TASK INSTRUCTIONS:
Among the entries below, tally each line in which the word "callout" is found, then state the tally alone.

RECORD EXTRACTS:

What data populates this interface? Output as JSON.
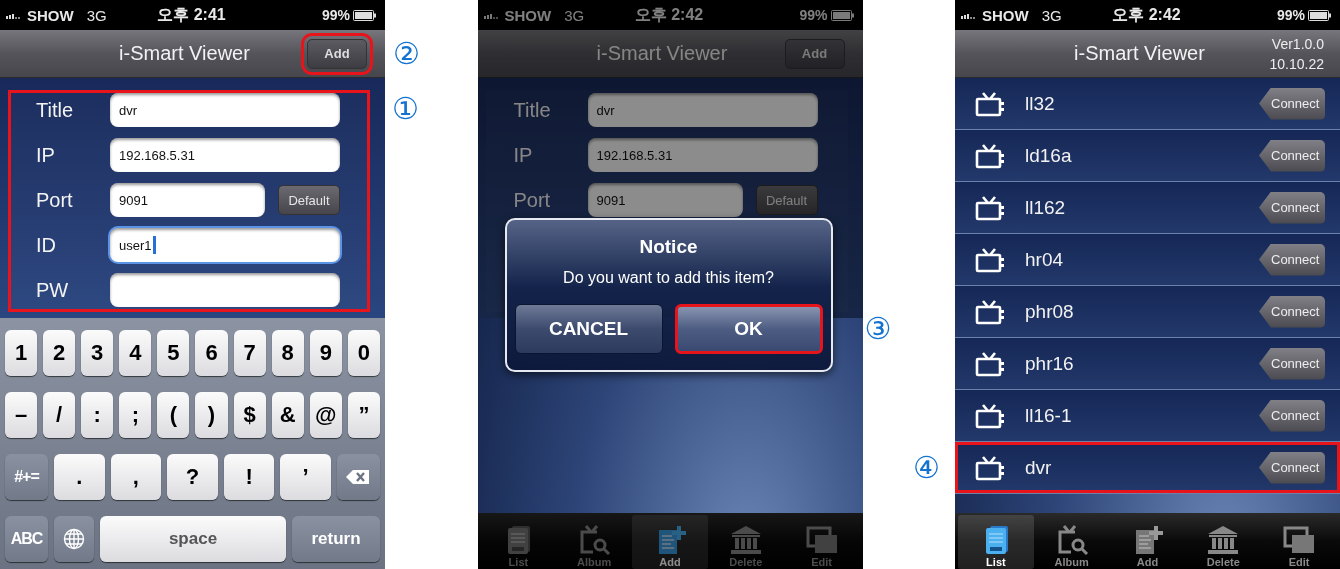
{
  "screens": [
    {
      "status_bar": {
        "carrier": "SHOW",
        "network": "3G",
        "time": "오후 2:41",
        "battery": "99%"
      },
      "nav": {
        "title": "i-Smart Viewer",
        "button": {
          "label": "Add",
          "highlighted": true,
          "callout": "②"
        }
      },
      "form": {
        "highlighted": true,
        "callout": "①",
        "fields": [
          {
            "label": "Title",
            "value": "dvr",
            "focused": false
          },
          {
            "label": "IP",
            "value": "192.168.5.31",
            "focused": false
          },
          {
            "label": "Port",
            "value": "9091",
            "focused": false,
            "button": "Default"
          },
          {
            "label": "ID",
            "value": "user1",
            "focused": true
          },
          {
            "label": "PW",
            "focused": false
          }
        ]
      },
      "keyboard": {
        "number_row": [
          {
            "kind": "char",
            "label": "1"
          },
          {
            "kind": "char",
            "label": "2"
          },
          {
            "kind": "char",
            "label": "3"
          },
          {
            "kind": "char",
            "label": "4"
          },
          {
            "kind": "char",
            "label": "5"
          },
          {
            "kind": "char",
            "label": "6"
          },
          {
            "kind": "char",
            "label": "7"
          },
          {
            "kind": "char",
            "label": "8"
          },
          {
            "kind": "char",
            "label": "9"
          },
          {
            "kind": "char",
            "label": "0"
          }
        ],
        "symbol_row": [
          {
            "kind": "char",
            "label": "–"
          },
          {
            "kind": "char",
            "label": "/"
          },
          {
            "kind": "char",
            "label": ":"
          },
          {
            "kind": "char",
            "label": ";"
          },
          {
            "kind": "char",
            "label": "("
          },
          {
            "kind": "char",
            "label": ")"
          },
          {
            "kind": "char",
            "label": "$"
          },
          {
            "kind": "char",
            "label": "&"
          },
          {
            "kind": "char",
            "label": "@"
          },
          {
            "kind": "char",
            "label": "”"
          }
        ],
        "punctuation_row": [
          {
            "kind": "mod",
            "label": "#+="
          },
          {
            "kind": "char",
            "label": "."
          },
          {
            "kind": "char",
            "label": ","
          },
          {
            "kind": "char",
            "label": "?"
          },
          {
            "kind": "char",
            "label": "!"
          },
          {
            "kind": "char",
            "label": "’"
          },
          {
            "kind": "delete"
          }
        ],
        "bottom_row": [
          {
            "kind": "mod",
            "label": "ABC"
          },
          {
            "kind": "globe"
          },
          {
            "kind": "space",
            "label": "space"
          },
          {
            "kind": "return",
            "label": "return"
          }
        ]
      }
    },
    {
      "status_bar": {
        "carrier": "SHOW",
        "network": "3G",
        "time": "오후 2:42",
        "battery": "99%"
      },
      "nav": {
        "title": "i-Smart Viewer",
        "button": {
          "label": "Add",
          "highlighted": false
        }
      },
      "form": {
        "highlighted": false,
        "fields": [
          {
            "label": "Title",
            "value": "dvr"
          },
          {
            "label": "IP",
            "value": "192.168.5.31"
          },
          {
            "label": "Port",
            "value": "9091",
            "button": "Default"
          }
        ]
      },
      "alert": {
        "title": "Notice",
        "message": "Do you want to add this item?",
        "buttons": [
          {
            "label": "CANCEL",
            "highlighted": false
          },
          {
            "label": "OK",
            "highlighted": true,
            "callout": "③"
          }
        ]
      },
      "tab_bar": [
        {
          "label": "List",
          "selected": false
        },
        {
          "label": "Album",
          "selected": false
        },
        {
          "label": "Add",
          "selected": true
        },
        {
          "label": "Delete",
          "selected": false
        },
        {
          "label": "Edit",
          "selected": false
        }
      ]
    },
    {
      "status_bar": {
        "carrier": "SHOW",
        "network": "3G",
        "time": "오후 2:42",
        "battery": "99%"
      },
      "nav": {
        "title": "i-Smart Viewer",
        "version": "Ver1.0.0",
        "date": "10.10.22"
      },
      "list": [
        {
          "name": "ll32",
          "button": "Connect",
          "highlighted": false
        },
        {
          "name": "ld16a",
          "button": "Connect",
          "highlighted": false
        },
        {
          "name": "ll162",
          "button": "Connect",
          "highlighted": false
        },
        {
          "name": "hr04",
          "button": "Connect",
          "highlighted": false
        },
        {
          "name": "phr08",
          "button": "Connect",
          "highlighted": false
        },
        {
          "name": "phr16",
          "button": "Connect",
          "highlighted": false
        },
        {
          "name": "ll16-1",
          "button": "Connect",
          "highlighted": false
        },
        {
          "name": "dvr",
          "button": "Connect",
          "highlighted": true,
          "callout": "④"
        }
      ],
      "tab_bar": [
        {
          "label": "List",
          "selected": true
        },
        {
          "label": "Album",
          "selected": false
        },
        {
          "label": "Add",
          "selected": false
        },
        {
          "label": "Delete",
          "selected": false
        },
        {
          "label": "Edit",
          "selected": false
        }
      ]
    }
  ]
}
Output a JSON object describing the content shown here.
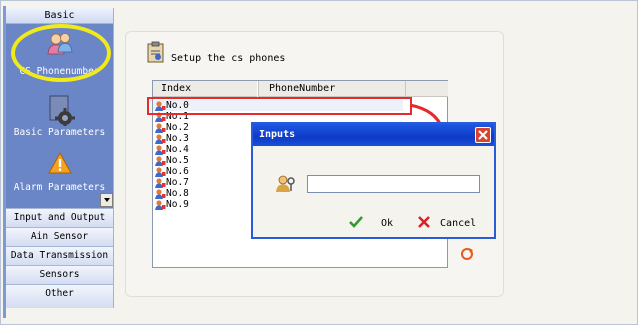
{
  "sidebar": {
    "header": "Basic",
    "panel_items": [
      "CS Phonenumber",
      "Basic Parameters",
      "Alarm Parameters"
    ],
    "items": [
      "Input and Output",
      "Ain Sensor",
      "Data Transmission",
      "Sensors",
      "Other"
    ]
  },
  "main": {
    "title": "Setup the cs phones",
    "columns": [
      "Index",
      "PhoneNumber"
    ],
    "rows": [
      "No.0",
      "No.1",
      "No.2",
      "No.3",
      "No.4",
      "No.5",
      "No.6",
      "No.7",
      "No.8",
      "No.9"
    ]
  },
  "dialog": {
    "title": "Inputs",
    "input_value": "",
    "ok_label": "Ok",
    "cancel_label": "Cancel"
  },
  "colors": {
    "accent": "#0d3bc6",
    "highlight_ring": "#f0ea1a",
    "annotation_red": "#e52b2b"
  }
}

REPLY:
4